Each line of the data holding "post" should be found and copied.
━━━━━ Exercise data ━━━━━
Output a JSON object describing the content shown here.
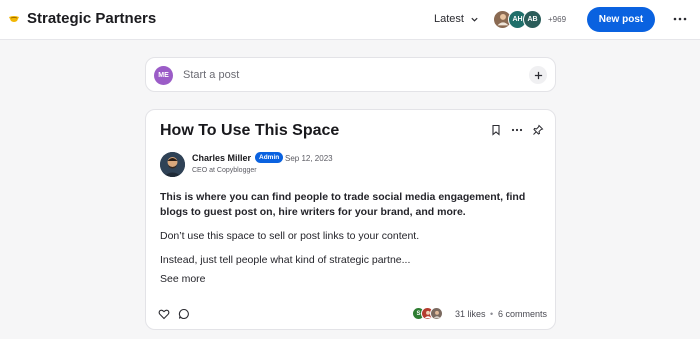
{
  "header": {
    "space_title": "Strategic Partners",
    "sort_label": "Latest",
    "members": [
      {
        "initials": "",
        "color": "#8a6a52"
      },
      {
        "initials": "AH",
        "color": "#1f6f6a"
      },
      {
        "initials": "AB",
        "color": "#2b5d5a"
      }
    ],
    "member_count": "+969",
    "new_post_label": "New post"
  },
  "composer": {
    "avatar_initials": "ME",
    "placeholder": "Start a post"
  },
  "post": {
    "title": "How To Use This Space",
    "author": {
      "name": "Charles Miller",
      "badge": "Admin",
      "date": "Sep 12, 2023",
      "headline": "CEO at Copyblogger"
    },
    "body_bold": "This is where you can find people to trade social media engagement, find blogs to guest post on, hire writers for your brand, and more.",
    "body_p2": "Don’t use this space to sell or post links to your content.",
    "body_p3": "Instead, just tell people what kind of strategic partne...",
    "see_more": "See more",
    "likers": [
      {
        "initials": "S",
        "color": "#2e7d32"
      },
      {
        "initials": "",
        "color": "#b43c2e"
      },
      {
        "initials": "",
        "color": "#7b6a60"
      }
    ],
    "likes": "31 likes",
    "separator": "•",
    "comments": "6 comments"
  },
  "colors": {
    "accent": "#0a62e0",
    "background": "#f6f6f7"
  }
}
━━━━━
• Your response:
    "new_post_label": "New post"
    "placeholder": "Start a post"
  "post": {
    "body_bold": "This is where you can find people to trade social media engagement, find blogs to guest post on, hire writers for your brand, and more.",
    "body_p2": "Don’t use this space to sell or post links to your content.",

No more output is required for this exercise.